INFORMATION SUPPLIED
-- Opening Marker --

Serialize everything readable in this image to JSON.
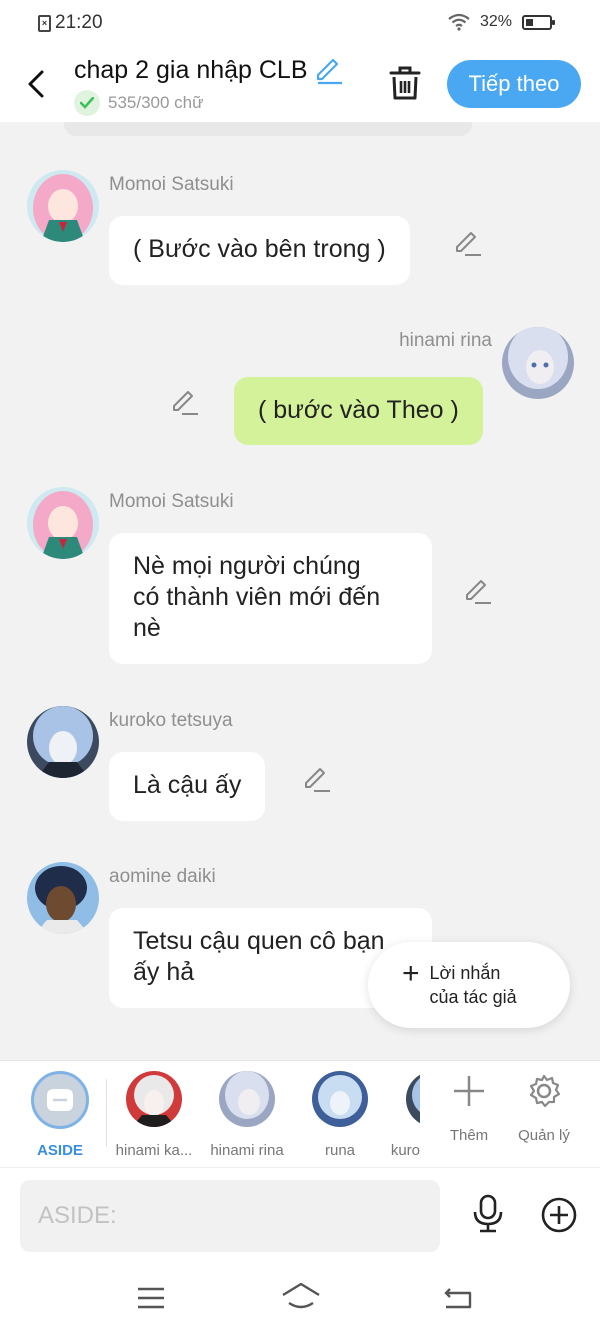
{
  "status": {
    "time": "21:20",
    "battery": "32%"
  },
  "header": {
    "title": "chap 2 gia nhập CLB",
    "word_count": "535/300 chữ",
    "next_label": "Tiếp theo"
  },
  "messages": [
    {
      "name": "Momoi Satsuki",
      "text": "( Bước vào bên trong )"
    },
    {
      "name": "hinami rina",
      "text": "( bước vào Theo )"
    },
    {
      "name": "Momoi Satsuki",
      "line1": "Nè mọi người chúng",
      "line2": "có thành viên mới đến",
      "line3": "nè"
    },
    {
      "name": "kuroko tetsuya",
      "text": "Là cậu ấy"
    },
    {
      "name": "aomine daiki",
      "line1": "Tetsu cậu quen cô bạn",
      "line2": "ấy hả"
    }
  ],
  "author_note": {
    "line1": "Lời nhắn",
    "line2": "của tác giả"
  },
  "characters": [
    {
      "label": "ASIDE"
    },
    {
      "label": "hinami ka..."
    },
    {
      "label": "hinami rina"
    },
    {
      "label": "runa"
    },
    {
      "label": "kuro"
    }
  ],
  "tools": {
    "add": "Thêm",
    "manage": "Quản lý"
  },
  "input": {
    "placeholder": "ASIDE:"
  },
  "colors": {
    "accent": "#4aa8f2",
    "my_bubble": "#d4f29a",
    "background": "#f2f2f2"
  }
}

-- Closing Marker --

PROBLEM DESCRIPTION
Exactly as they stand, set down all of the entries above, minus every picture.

WRITTEN RESPONSE
Serialize everything readable in this image to JSON.
{
  "status": {
    "time": "21:20",
    "battery": "32%"
  },
  "header": {
    "title": "chap 2 gia nhập CLB",
    "word_count": "535/300 chữ",
    "next_label": "Tiếp theo"
  },
  "messages": [
    {
      "name": "Momoi Satsuki",
      "text": "( Bước vào bên trong )"
    },
    {
      "name": "hinami rina",
      "text": "( bước vào Theo )"
    },
    {
      "name": "Momoi Satsuki",
      "line1": "Nè mọi người chúng",
      "line2": "có thành viên mới đến",
      "line3": "nè"
    },
    {
      "name": "kuroko tetsuya",
      "text": "Là cậu ấy"
    },
    {
      "name": "aomine daiki",
      "line1": "Tetsu cậu quen cô bạn",
      "line2": "ấy hả"
    }
  ],
  "author_note": {
    "line1": "Lời nhắn",
    "line2": "của tác giả"
  },
  "characters": [
    {
      "label": "ASIDE"
    },
    {
      "label": "hinami ka..."
    },
    {
      "label": "hinami rina"
    },
    {
      "label": "runa"
    },
    {
      "label": "kuro"
    }
  ],
  "tools": {
    "add": "Thêm",
    "manage": "Quản lý"
  },
  "input": {
    "placeholder": "ASIDE:"
  },
  "colors": {
    "accent": "#4aa8f2",
    "my_bubble": "#d4f29a",
    "background": "#f2f2f2"
  }
}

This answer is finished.